* [EXERCISE REQUIREMENTS] In the data below, which lines contain "handle"? List them by copying each one.

╭─ SUPPLIED DATA

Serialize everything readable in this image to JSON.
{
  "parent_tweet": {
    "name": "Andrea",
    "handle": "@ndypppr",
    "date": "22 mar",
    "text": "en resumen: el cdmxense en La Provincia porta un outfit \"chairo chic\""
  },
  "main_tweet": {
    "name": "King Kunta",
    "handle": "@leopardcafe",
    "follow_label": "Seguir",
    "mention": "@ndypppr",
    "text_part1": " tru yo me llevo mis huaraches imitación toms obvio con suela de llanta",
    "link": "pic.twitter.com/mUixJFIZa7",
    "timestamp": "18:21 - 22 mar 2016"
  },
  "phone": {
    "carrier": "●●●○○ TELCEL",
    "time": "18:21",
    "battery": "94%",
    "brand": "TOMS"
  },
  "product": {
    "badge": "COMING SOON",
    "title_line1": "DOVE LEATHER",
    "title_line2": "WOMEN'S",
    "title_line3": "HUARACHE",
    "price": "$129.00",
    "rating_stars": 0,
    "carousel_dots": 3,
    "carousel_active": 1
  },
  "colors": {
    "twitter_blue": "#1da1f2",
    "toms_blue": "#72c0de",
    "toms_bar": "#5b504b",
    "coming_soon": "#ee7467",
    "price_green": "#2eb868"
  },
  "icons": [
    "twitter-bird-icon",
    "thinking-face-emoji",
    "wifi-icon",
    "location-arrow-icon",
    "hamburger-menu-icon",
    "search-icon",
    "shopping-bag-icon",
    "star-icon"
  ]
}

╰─

* [TASK OUTPUT]
    "handle": "@ndypppr",
    "handle": "@leopardcafe",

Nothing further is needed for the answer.